The recently concluded RBI meeting has decided to have the question to be examined by another committee, although a recent committee headed by a former deputy governor, Y. H. Malegam has decided upon sharing the profits by way of dividends. It is not clear whether the new committee would examine the sharing of reserves as well. The RBI will be allowing a debt recast of micro, small and medium enterprise (MSME) borrowers up to Rs. 25 crore. It will enable greater flows of credit to them.
Who gave and who took
There was no “giving in” by the RBI. It was the Indian government which gave in. Was there a change of heart on the part of the government? No doubt, the impending elections are looming large. There has been widespread criticism of the present Indian government as well. They included former deputy governors of RBI including Rakesh Mohan along with former IMF economists including Easwar Prasad. The IMF quietly made it known that it was watching what was going on. They did not take sides any way. The GOI or the ruling coalition came to realise that economic matters of sophisticated nature, such as central bank independence cannot be taken to streets for forcing a decision. The public is not interested in any intellectual debate. They cannot be swayed by emotions.
Above all, the concern of the government must have been with the rating by international credit agencies and of course the ranking by World Bank and other institutions. GOI now knows foreign direct and portfolio investment inflows are dependent on such ratings and rankings in economic governance. Having improved its ranking early this month in “Ease of Doing Business” early this month to reach 77th rank by jumping 23 places, some wisdom would have dawned on the part of sarkari economic gurus and of course the party ideologues who have been inducted in the RBI Board recently.

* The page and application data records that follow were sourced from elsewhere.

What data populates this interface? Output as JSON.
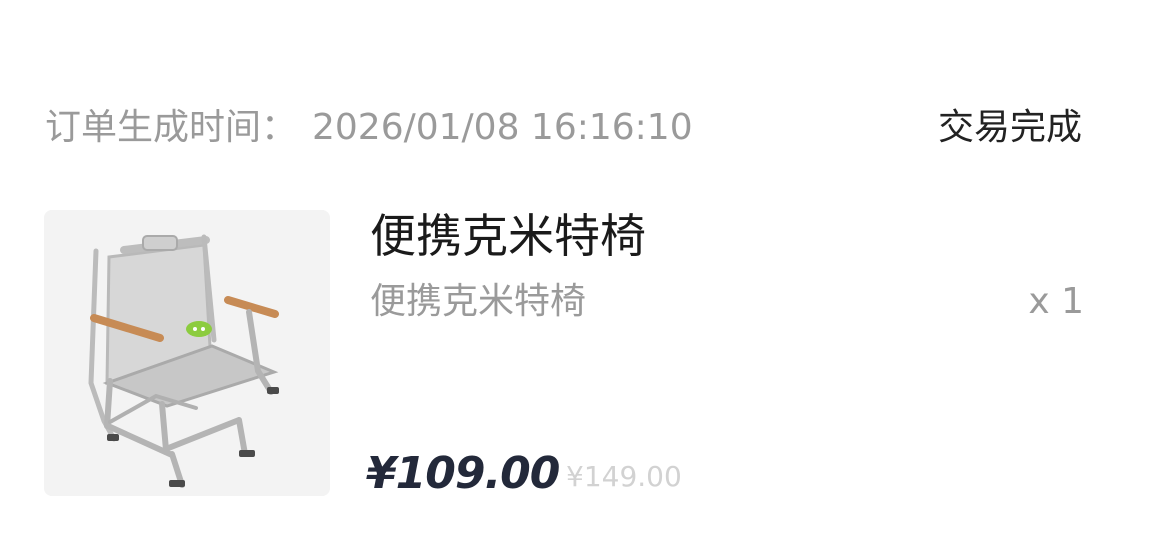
{
  "order": {
    "time_label": "订单生成时间：",
    "time_value": "2026/01/08 16:16:10",
    "status": "交易完成"
  },
  "product": {
    "image_icon": "camping-chair-photo",
    "title": "便携克米特椅",
    "spec": "便携克米特椅",
    "quantity": "x 1",
    "price": "¥109.00",
    "original_price": "¥149.00"
  },
  "colors": {
    "primary_text": "#1a1a1a",
    "secondary_text": "#9a9a9a",
    "price_text": "#23293a",
    "original_price_text": "#d2d2d2",
    "image_background": "#f3f3f3"
  }
}
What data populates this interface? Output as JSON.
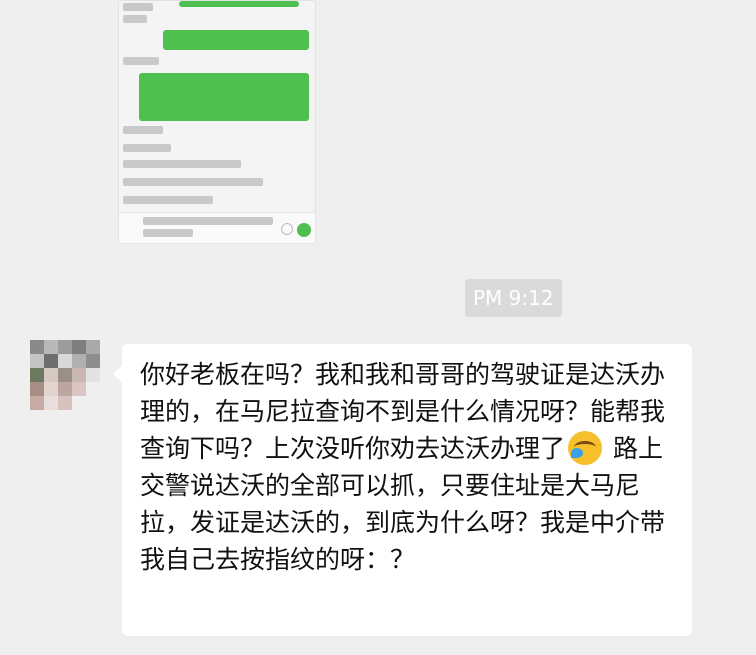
{
  "thumbnail": {
    "description_icons": [
      "send-icon",
      "emoji-icon"
    ]
  },
  "chat": {
    "timestamp": "PM 9:12",
    "message": {
      "text_part1": "你好老板在吗？我和我和哥哥的驾驶证是达沃办理的，在马尼拉查询不到是什么情况呀？能帮我查询下吗？上次没听你劝去达沃办理了",
      "emoji": "face-with-tears-of-joy-icon",
      "text_part2": " 路上交警说达沃的全部可以抓，只要住址是大马尼拉，发证是达沃的，到底为什么呀？我是中介带我自己去按指纹的呀：？"
    }
  },
  "colors": {
    "background": "#efefef",
    "bubble": "#ffffff",
    "timestamp_bg": "#dadada",
    "accent_green": "#4fbf4f"
  }
}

Institutions under stress
It seems that institutional stress is on the rise. The current crises in the Central Bureau of Investigation with the Director and the Special Director accusing each other of bribery; and the intervention by the Supreme Court has raised a question on the independence of Central Vigilance Commission and the integrity of the Intelligence Bureau and Research and Analysis have been hitting the news headlines consistently. All these occurrences might shake people’s faith in the government. The current events led former President Pranab Mukherjee to say at a conference organised by the Pranab Mukherjee Foundation, “In the recent past, various institutions have come under stress. There is widespread cynicism and disillusionment.”
— Dr T.K. Jayaraman is an Adjunct
Professor, Amrita School of Business, Bengaluru Campus